*** Opening of Provided information ***

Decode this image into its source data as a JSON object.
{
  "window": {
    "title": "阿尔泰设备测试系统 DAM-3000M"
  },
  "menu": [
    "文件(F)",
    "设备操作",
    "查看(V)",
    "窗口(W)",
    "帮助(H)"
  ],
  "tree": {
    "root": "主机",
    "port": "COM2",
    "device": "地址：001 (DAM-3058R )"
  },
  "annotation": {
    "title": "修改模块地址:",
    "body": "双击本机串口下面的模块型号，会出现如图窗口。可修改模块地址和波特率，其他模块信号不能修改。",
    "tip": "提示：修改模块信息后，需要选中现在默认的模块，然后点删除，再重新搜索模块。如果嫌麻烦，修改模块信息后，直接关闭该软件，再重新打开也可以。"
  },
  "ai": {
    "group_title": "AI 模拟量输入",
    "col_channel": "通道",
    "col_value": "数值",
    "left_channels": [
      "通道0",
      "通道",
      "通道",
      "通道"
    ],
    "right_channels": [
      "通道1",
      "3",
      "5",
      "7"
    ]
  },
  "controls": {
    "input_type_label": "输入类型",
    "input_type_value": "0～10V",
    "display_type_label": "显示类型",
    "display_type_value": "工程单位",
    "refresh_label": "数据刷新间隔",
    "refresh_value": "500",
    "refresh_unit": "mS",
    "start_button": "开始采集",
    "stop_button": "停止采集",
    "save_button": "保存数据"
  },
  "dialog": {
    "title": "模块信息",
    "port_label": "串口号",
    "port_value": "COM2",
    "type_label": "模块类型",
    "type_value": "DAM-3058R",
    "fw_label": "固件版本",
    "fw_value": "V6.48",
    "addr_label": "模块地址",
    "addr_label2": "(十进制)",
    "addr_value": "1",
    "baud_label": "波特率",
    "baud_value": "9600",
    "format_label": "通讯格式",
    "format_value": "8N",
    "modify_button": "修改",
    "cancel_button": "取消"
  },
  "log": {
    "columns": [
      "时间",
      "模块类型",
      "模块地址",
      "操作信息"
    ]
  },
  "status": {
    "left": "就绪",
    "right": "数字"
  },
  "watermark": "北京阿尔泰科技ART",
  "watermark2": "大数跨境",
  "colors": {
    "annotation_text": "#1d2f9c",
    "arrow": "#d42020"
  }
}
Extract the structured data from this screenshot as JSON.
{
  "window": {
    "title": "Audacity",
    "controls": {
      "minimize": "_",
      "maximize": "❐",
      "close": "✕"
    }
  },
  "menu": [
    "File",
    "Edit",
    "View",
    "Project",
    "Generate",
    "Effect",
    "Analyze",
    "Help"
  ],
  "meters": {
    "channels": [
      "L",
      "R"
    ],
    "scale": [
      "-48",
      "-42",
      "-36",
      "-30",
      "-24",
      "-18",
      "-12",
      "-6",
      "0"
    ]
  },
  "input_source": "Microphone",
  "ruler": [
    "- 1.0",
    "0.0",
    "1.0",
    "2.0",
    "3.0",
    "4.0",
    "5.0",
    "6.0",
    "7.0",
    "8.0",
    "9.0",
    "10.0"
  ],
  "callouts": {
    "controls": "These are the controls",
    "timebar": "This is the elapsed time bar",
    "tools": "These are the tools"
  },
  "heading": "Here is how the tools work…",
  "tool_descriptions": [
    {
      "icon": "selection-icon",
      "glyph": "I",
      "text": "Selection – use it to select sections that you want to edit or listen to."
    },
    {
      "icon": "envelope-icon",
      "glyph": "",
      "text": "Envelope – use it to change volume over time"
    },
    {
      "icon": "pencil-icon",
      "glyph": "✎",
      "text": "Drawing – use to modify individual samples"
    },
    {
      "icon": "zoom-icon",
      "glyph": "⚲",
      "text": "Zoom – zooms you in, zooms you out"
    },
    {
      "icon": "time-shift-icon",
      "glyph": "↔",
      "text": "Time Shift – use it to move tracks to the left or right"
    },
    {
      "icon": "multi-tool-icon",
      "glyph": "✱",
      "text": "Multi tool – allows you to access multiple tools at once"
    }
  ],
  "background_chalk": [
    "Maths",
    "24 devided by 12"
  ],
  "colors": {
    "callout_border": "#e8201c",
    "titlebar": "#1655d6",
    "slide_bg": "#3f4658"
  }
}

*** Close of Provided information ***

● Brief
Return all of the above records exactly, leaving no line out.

● Solution
Decode this image into its source data as a JSON object.
{
  "window": {
    "title": "阿尔泰设备测试系统 DAM-3000M"
  },
  "menu": [
    "文件(F)",
    "设备操作",
    "查看(V)",
    "窗口(W)",
    "帮助(H)"
  ],
  "tree": {
    "root": "主机",
    "port": "COM2",
    "device": "地址：001 (DAM-3058R )"
  },
  "annotation": {
    "title": "修改模块地址:",
    "body": "双击本机串口下面的模块型号，会出现如图窗口。可修改模块地址和波特率，其他模块信号不能修改。",
    "tip": "提示：修改模块信息后，需要选中现在默认的模块，然后点删除，再重新搜索模块。如果嫌麻烦，修改模块信息后，直接关闭该软件，再重新打开也可以。"
  },
  "ai": {
    "group_title": "AI 模拟量输入",
    "col_channel": "通道",
    "col_value": "数值",
    "left_channels": [
      "通道0",
      "通道",
      "通道",
      "通道"
    ],
    "right_channels": [
      "通道1",
      "3",
      "5",
      "7"
    ]
  },
  "controls": {
    "input_type_label": "输入类型",
    "input_type_value": "0～10V",
    "display_type_label": "显示类型",
    "display_type_value": "工程单位",
    "refresh_label": "数据刷新间隔",
    "refresh_value": "500",
    "refresh_unit": "mS",
    "start_button": "开始采集",
    "stop_button": "停止采集",
    "save_button": "保存数据"
  },
  "dialog": {
    "title": "模块信息",
    "port_label": "串口号",
    "port_value": "COM2",
    "type_label": "模块类型",
    "type_value": "DAM-3058R",
    "fw_label": "固件版本",
    "fw_value": "V6.48",
    "addr_label": "模块地址",
    "addr_label2": "(十进制)",
    "addr_value": "1",
    "baud_label": "波特率",
    "baud_value": "9600",
    "format_label": "通讯格式",
    "format_value": "8N",
    "modify_button": "修改",
    "cancel_button": "取消"
  },
  "log": {
    "columns": [
      "时间",
      "模块类型",
      "模块地址",
      "操作信息"
    ]
  },
  "status": {
    "left": "就绪",
    "right": "数字"
  },
  "watermark": "北京阿尔泰科技ART",
  "watermark2": "大数跨境",
  "colors": {
    "annotation_text": "#1d2f9c",
    "arrow": "#d42020"
  }
}
Extract the structured data from this screenshot as JSON.
{
  "window": {
    "title": "Audacity",
    "controls": {
      "minimize": "_",
      "maximize": "❐",
      "close": "✕"
    }
  },
  "menu": [
    "File",
    "Edit",
    "View",
    "Project",
    "Generate",
    "Effect",
    "Analyze",
    "Help"
  ],
  "meters": {
    "channels": [
      "L",
      "R"
    ],
    "scale": [
      "-48",
      "-42",
      "-36",
      "-30",
      "-24",
      "-18",
      "-12",
      "-6",
      "0"
    ]
  },
  "input_source": "Microphone",
  "ruler": [
    "- 1.0",
    "0.0",
    "1.0",
    "2.0",
    "3.0",
    "4.0",
    "5.0",
    "6.0",
    "7.0",
    "8.0",
    "9.0",
    "10.0"
  ],
  "callouts": {
    "controls": "These are the controls",
    "timebar": "This is the elapsed time bar",
    "tools": "These are the tools"
  },
  "heading": "Here is how the tools work…",
  "tool_descriptions": [
    {
      "icon": "selection-icon",
      "glyph": "I",
      "text": "Selection – use it to select sections that you want to edit or listen to."
    },
    {
      "icon": "envelope-icon",
      "glyph": "",
      "text": "Envelope – use it to change volume over time"
    },
    {
      "icon": "pencil-icon",
      "glyph": "✎",
      "text": "Drawing – use to modify individual samples"
    },
    {
      "icon": "zoom-icon",
      "glyph": "⚲",
      "text": "Zoom – zooms you in, zooms you out"
    },
    {
      "icon": "time-shift-icon",
      "glyph": "↔",
      "text": "Time Shift – use it to move tracks to the left or right"
    },
    {
      "icon": "multi-tool-icon",
      "glyph": "✱",
      "text": "Multi tool – allows you to access multiple tools at once"
    }
  ],
  "background_chalk": [
    "Maths",
    "24 devided by 12"
  ],
  "colors": {
    "callout_border": "#e8201c",
    "titlebar": "#1655d6",
    "slide_bg": "#3f4658"
  }
}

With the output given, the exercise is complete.